Their narrow victory also had the effect of blocking the attempt of the new leader of the Green Party, Annamie Paul, to enter the House of Commons, and preventing the leader of the People’s Party of Canada, Maxime Bernier, from return there.
The participation rate barely exceeded 25%, a relatively low rate as is often the case in by-elections.
Become vacant in August following the surprise resignation of former Minister of Finance Bill Morneau, splashed by the WE Charity affair (UNIS movement in French), Toronto-Center remained in the liberal camp, candidate Marci Ien , former journalist with the CTV network, winning with around 41% of the votes cast.
Mme Ien suddenly succeeded in blocking the road to the leader of the Green Party, Annamie Paul, who was brought to the head of this political formation only three weeks ago.
Bilingual and determined to quickly make his mark on the federal scene, Mr.me Paul still finished second, scoring nearly 33%, a very honorable score in a riding that is considered a liberal stronghold.
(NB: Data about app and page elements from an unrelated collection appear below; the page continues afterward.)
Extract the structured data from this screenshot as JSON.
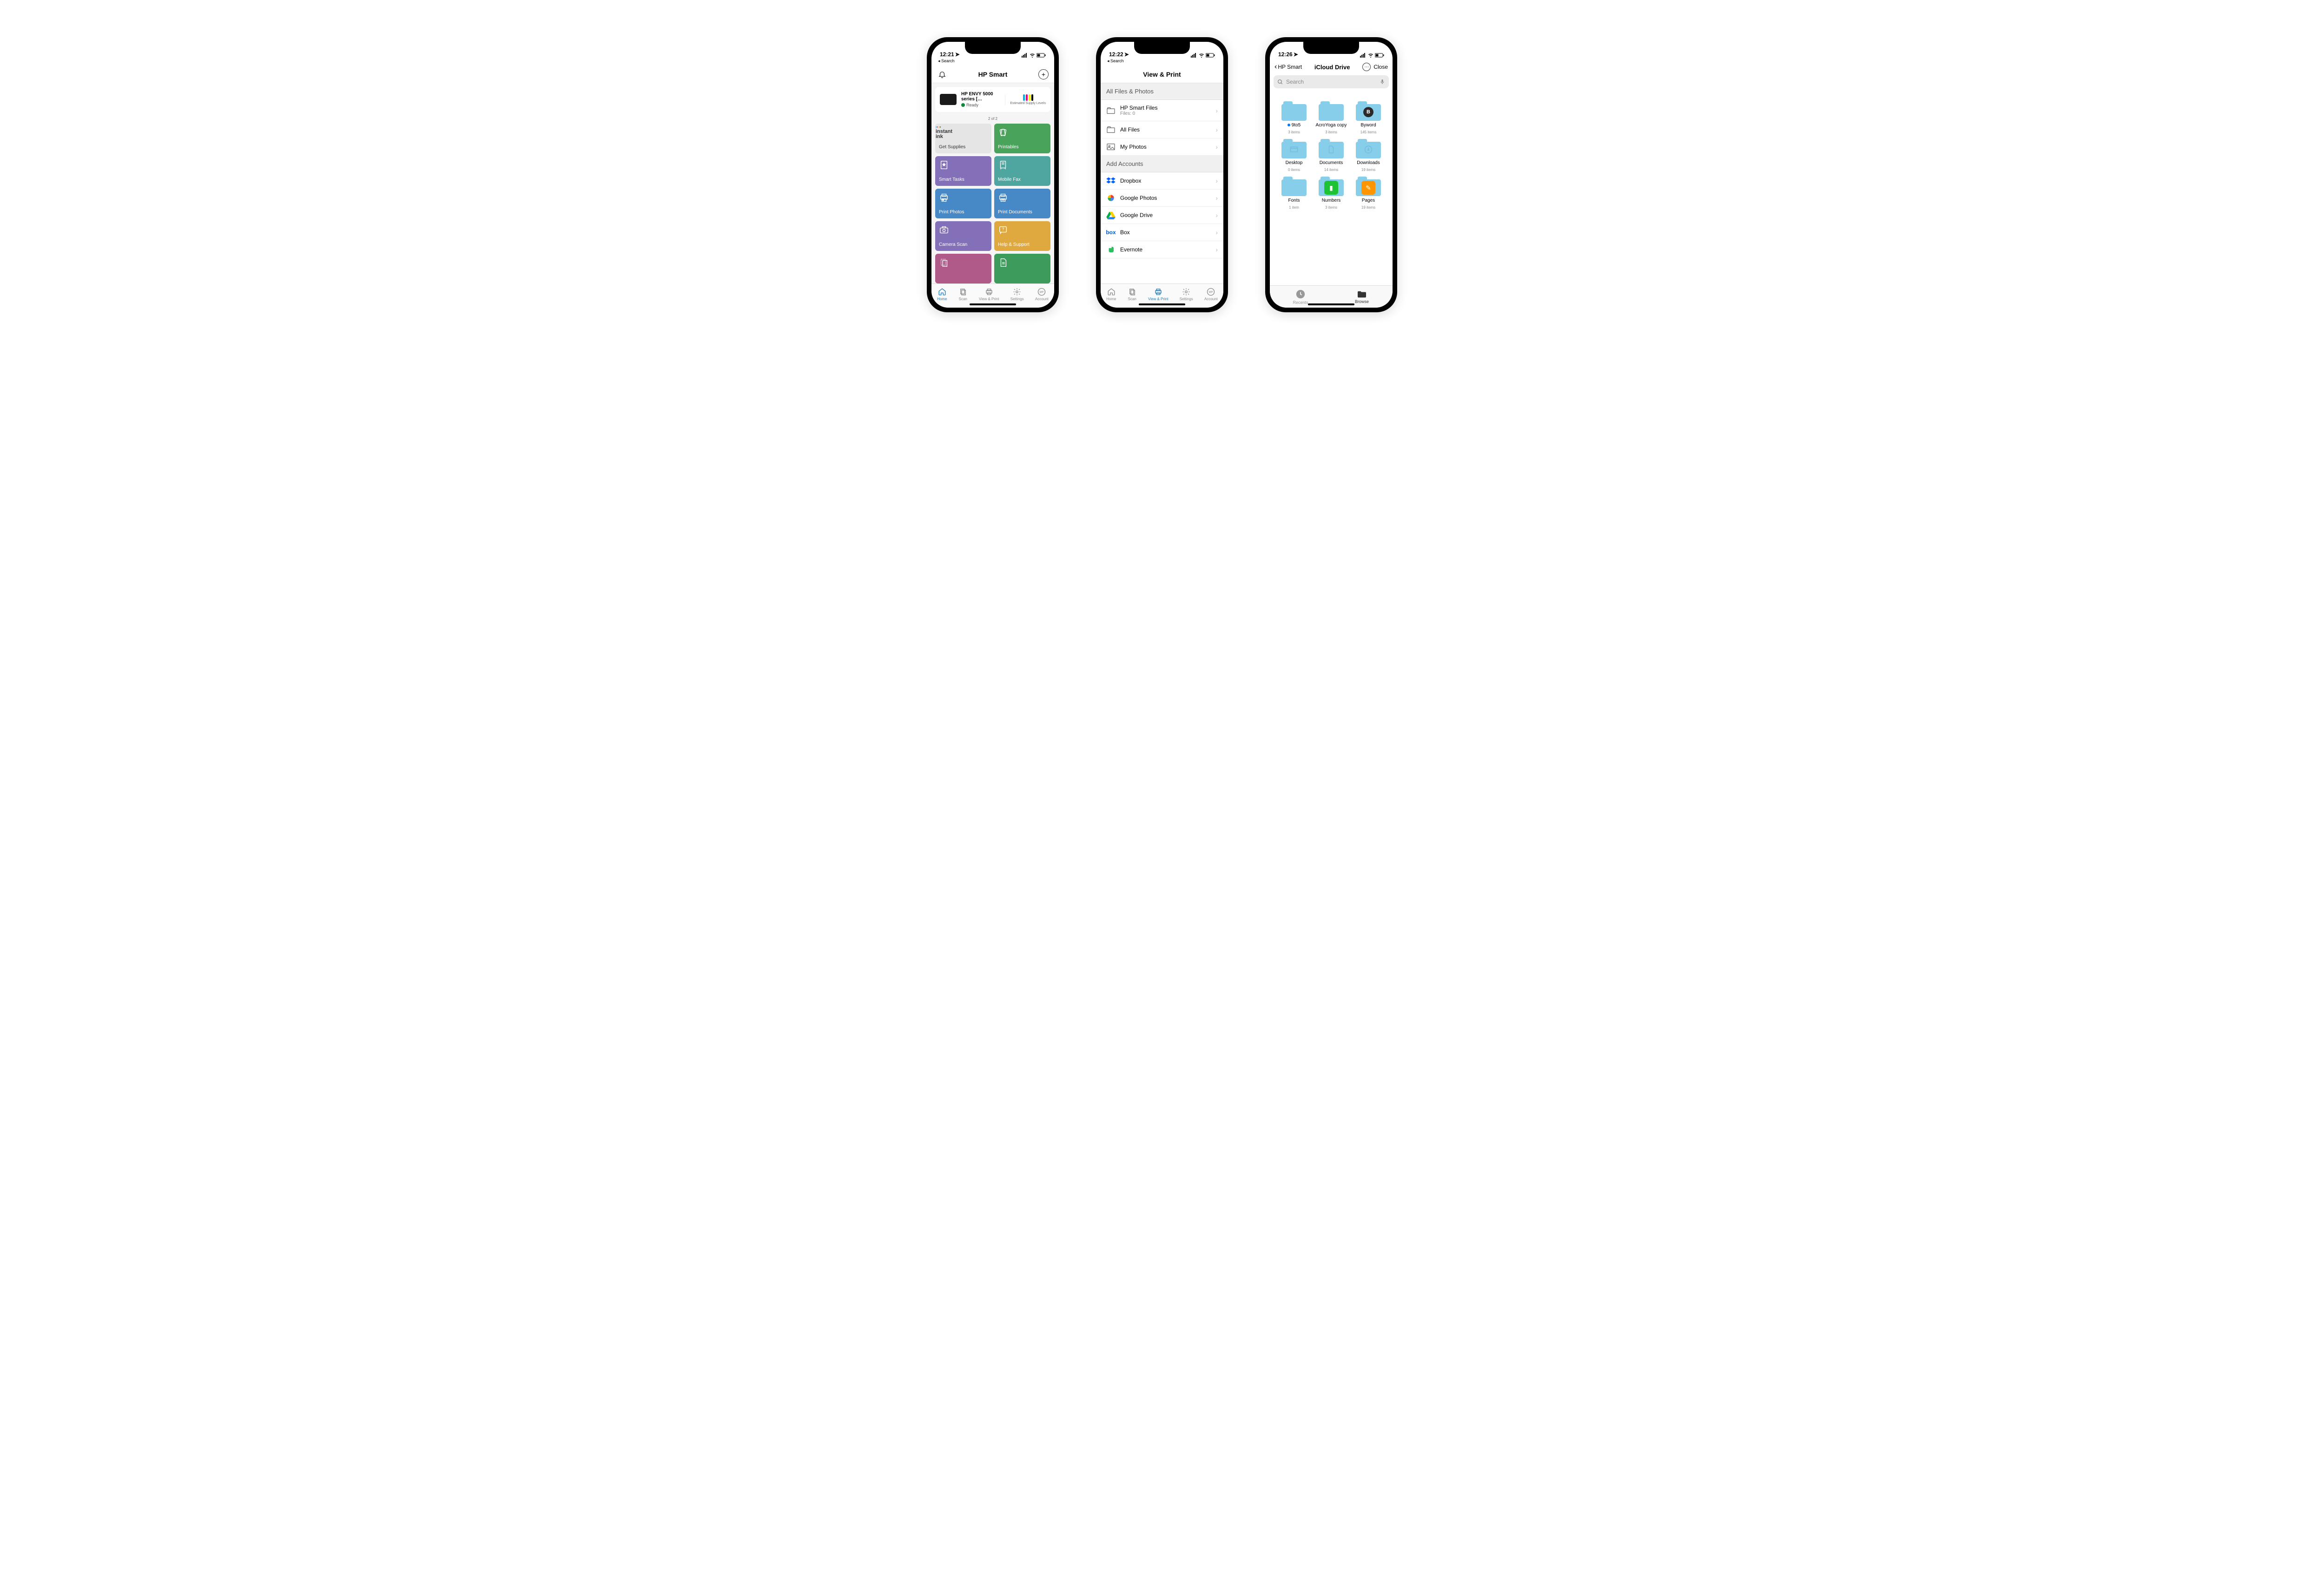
{
  "phone1": {
    "status": {
      "time": "12:21",
      "back": "◂ Search"
    },
    "header": {
      "title": "HP Smart"
    },
    "printer": {
      "name": "HP ENVY 5000 series […",
      "status": "Ready",
      "supply_label": "Estimated Supply Levels",
      "ink_colors": [
        "#00aeef",
        "#ec008c",
        "#fff200",
        "#000"
      ]
    },
    "pager": "2 of 2",
    "tiles": [
      {
        "label": "Get Supplies",
        "color": "tile-grey",
        "icon": "instant-ink"
      },
      {
        "label": "Printables",
        "color": "tile-green",
        "icon": "cards"
      },
      {
        "label": "Smart Tasks",
        "color": "tile-purple",
        "icon": "star-doc"
      },
      {
        "label": "Mobile Fax",
        "color": "tile-teal",
        "icon": "fax"
      },
      {
        "label": "Print Photos",
        "color": "tile-blue",
        "icon": "print-photo"
      },
      {
        "label": "Print Documents",
        "color": "tile-blue",
        "icon": "print-doc"
      },
      {
        "label": "Camera Scan",
        "color": "tile-purple",
        "icon": "camera"
      },
      {
        "label": "Help & Support",
        "color": "tile-orange",
        "icon": "help"
      },
      {
        "label": "",
        "color": "tile-magenta",
        "icon": "copy"
      },
      {
        "label": "",
        "color": "tile-green2",
        "icon": "doc"
      }
    ],
    "tabs": [
      {
        "label": "Home",
        "active": true
      },
      {
        "label": "Scan",
        "active": false
      },
      {
        "label": "View & Print",
        "active": false
      },
      {
        "label": "Settings",
        "active": false
      },
      {
        "label": "Account",
        "active": false
      }
    ]
  },
  "phone2": {
    "status": {
      "time": "12:22",
      "back": "◂ Search"
    },
    "header": {
      "title": "View & Print"
    },
    "section1": "All Files & Photos",
    "list1": [
      {
        "title": "HP Smart Files",
        "sub": "Files: 0",
        "icon": "folder"
      },
      {
        "title": "All Files",
        "icon": "folder"
      },
      {
        "title": "My Photos",
        "icon": "photo"
      }
    ],
    "section2": "Add Accounts",
    "list2": [
      {
        "title": "Dropbox",
        "icon": "dropbox"
      },
      {
        "title": "Google Photos",
        "icon": "gphotos"
      },
      {
        "title": "Google Drive",
        "icon": "gdrive"
      },
      {
        "title": "Box",
        "icon": "box"
      },
      {
        "title": "Evernote",
        "icon": "evernote"
      }
    ],
    "tabs": [
      {
        "label": "Home",
        "active": false
      },
      {
        "label": "Scan",
        "active": false
      },
      {
        "label": "View & Print",
        "active": true
      },
      {
        "label": "Settings",
        "active": false
      },
      {
        "label": "Account",
        "active": false
      }
    ]
  },
  "phone3": {
    "status": {
      "time": "12:26",
      "back": ""
    },
    "nav": {
      "back": "HP Smart",
      "title": "iCloud Drive",
      "close": "Close"
    },
    "search_placeholder": "Search",
    "folders": [
      {
        "name": "9to5",
        "meta": "3 items",
        "dot": true
      },
      {
        "name": "AcroYoga copy",
        "meta": "3 items"
      },
      {
        "name": "Byword",
        "meta": "145 items",
        "badge": "B"
      },
      {
        "name": "Desktop",
        "meta": "0 items",
        "inner": "window"
      },
      {
        "name": "Documents",
        "meta": "14 items",
        "inner": "doc"
      },
      {
        "name": "Downloads",
        "meta": "19 items",
        "inner": "download"
      },
      {
        "name": "Fonts",
        "meta": "1 item"
      },
      {
        "name": "Numbers",
        "meta": "3 items",
        "app": "numbers"
      },
      {
        "name": "Pages",
        "meta": "19 items",
        "app": "pages"
      }
    ],
    "tabs": [
      {
        "label": "Recents",
        "active": false
      },
      {
        "label": "Browse",
        "active": true
      }
    ]
  }
}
Mme Paul also carried the Green Party banner in Toronto Center against Bill Morneau in the last ballot and had to settle for 7% of the vote.
NDP candidate Brian Chang finished third with around 17% of the vote, while Conservative Party candidate Benjamin Gauri Sharma finished fourth with 6% of the vote.
Former Green Party leader Elizabeth May urged New Democratic Party (NDP) Leader Jagmeet Singh to offer the same courtesy to Mr.me Paul that his party gave him when he ran in a byelection in Burnaby South almost two years ago. The Green Party then decided not to present a candidate. But Mr. Singh politely dismissed this request, causing great tension between these two political parties who are trying to impose themselves in a context of minority government in Ottawa.
Hot struggle in York-Center
In York Center, the battle was hotly contested. Liberal candidate Ya’ara Saks ultimately won with nearly 45% of the vote, but was heated all evening by Conservative Party candidate Julius Tiangson, who garnered around 42% of the vote. On four occasions during the evening, the Conservative candidate held a slim lead over Mme Saks. The Conservative Party has won this riding only three times in the past 67 years, in 1957, 1958 and 2011.
Maxime Bernier, who bit the dust in his riding of Beauce in the last ballot in the hands of Conservative candidate Richard Lehoux, could hardly win in York-Center, obtaining barely 3.8% of the vote.
Even before the results were released, Bernier hinted that he would not become the next MP for York Center, a constituency that became vacant following the resignation of Liberal MP Michael Levitt on 1er September.
“The campaign in the York Center by-election was a very interesting experience. This is just one more step on the long road to establishing a true Conservative / Populist Party in Canada. Whatever the result tonight, we will continue to grow, ”he said on his Twitter account in the morning.
Voters in these two ridings had the opportunity to deliver a first verdict on the federal scene on the Trudeau government’s handling of the pandemic that has lasted more than seven months.
As a result of these by-elections, the Liberal Party now holds 156 seats in the House of Commons, the Conservative Party has 121 seats, the Bloc Québécois, 32 seats, the NDP, 24 seats and the Green Party, 3 seats. There are also two independent MPs, former Minister of Justice Jody Wilson-Raybould and Kitchener-Sud-Hespeler MP Marwan Tabbara. The latter was elected under the Liberal banner in the last ballot, but he left the Liberal caucus following trouble with the law.